AngloGold Ashantis marketing efforts have historically been directed at the growth and development of the jewellery sector in countries that host AngloGold Ashanti operations. These projects are intended to bring benefit to the company on several levels:
These projects will continue to be important for jewellery sector development and will be focused primarily in South Africa, Brazil and Ghana. AngloGold Ashanti continues to hold a 25% stake in the Oro Group, the largest gold jewellery manufacturer in South Africa, with projects in Ghana and Brazil currently under investigation.
In 2004, following the business combination of AngloGold and Ashanti, the AngloGold Ashanti AuDITIONS brand was created to unite the companys gold jewellery design competitions and to reinforce the companys brand in look, feel and character. The concept of AuDITIONS is premised on the metaphor of the performing arts, with designers auditioning in gold through their pieces.
The overall strategic objective of AuDITIONS is to stimulate innovative design in high-caratage gold around the world in order to raise the profile of and drive demand for this jewellery category among consumers. AuDITIONS competitions also seek, through their contacts with the jewellery manufacturing and retail trade, to promote the concept of innovative jewellery design and expose the trade to new and innovative design and techniques.

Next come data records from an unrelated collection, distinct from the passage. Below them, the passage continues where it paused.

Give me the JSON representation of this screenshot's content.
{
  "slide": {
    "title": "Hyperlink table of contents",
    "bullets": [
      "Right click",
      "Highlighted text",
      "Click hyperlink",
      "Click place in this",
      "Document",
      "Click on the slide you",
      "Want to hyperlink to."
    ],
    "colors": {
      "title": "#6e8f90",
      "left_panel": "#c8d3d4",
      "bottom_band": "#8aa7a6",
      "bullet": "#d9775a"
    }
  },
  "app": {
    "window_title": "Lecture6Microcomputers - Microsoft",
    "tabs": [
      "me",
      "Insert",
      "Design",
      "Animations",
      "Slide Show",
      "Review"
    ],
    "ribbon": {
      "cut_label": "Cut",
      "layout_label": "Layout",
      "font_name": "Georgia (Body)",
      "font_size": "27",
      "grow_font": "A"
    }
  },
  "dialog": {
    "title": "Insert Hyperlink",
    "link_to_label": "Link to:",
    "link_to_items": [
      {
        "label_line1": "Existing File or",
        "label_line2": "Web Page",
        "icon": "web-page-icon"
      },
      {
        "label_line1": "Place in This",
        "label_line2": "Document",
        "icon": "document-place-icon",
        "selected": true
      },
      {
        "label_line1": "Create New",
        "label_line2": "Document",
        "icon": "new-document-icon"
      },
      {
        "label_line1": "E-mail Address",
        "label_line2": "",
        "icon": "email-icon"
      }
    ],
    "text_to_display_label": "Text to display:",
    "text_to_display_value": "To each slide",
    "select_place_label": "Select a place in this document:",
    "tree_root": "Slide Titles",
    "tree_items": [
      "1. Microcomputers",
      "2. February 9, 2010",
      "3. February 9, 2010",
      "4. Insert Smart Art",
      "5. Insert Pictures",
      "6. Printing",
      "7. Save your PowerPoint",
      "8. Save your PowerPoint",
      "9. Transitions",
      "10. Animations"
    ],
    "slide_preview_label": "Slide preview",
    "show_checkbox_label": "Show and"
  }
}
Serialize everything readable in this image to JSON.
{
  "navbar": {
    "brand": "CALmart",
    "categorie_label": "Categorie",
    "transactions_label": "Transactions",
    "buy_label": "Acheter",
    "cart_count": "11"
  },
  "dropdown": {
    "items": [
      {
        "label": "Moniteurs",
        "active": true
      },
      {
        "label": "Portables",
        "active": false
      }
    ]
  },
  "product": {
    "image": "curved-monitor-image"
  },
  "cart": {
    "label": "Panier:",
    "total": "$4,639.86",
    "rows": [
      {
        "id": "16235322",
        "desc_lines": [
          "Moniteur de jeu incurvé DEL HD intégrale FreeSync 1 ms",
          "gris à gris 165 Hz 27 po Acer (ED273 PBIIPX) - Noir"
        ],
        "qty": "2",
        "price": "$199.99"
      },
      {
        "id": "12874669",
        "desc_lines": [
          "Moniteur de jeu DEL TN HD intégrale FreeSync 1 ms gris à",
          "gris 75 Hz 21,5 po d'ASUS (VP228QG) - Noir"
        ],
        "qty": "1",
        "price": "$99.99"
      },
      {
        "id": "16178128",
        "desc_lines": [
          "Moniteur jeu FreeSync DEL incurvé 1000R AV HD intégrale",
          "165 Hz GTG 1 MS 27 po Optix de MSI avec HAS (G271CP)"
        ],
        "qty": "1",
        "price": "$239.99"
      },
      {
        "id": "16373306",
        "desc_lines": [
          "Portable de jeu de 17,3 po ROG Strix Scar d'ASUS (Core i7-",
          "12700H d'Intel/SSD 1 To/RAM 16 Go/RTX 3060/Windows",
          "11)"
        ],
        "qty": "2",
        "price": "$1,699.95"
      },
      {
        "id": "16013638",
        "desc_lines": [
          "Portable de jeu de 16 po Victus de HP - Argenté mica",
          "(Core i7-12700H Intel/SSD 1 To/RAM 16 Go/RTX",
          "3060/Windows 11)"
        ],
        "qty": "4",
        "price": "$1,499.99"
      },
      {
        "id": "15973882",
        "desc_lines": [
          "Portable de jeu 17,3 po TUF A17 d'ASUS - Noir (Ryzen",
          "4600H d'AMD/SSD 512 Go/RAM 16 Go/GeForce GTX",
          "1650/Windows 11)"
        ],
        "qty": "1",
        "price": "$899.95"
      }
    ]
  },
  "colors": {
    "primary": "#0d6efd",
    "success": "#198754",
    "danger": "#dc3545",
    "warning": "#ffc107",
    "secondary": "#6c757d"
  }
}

It is intended to build AuDITIONS into an independent global competition brand and, with the help of the WGC, the competition has been extended to the key gold markets of India, China and the Middle East, from its original bases in South Africa and Brazil.
AngloGold Ashanti remains South Africas largest producer of uranium. Several initiatives are underway to boost AngloGold Ashantis uranium production further. In 2007, a new tailings dam was commissioned in order to segregate untreated uranium-bearing material from material which had previously been treated. Work has begun on an upgrade of the uranium plant at Vaal River and this will be commissioned in 2009. Nufcor Uranium Limited (Nufcor) has also entered into contracts with several other uranium producers to treat their material. The first deliveries under these contracts started in late 2007.
Following a run of price increases lasting more than four years, the spot price of U3O8 reached an all-time high of $136/lb in mid-June 2007. The price weakened thereafter due to weak seasonal demand during the summer months. The spot price dropped to a low of $75/lb at the start of October before recovering to end the year at $90/lb.
Recent spot price volatility has been predominantly demand-driven with utilities backing away from the market in light of the record prices for uranium. Conversely, term market prices have remained remarkably steady with published prices remaining at $95/lb throughout the second half of 2007. Term activity remains the dominant contracting force in the uranium market with up to 90% of utility demand procured via direct multi-year supply agreements with producers.
Forward uranium market fundamentals remain positive with robust demand augmented via an increasing number of new reactor build projects. Market prices are anticipated to remain robust for several years with the potential for price spikes in the event of further supply disruption.
AngloGold Ashanti Annual Report 2007 – Annual Financial Statements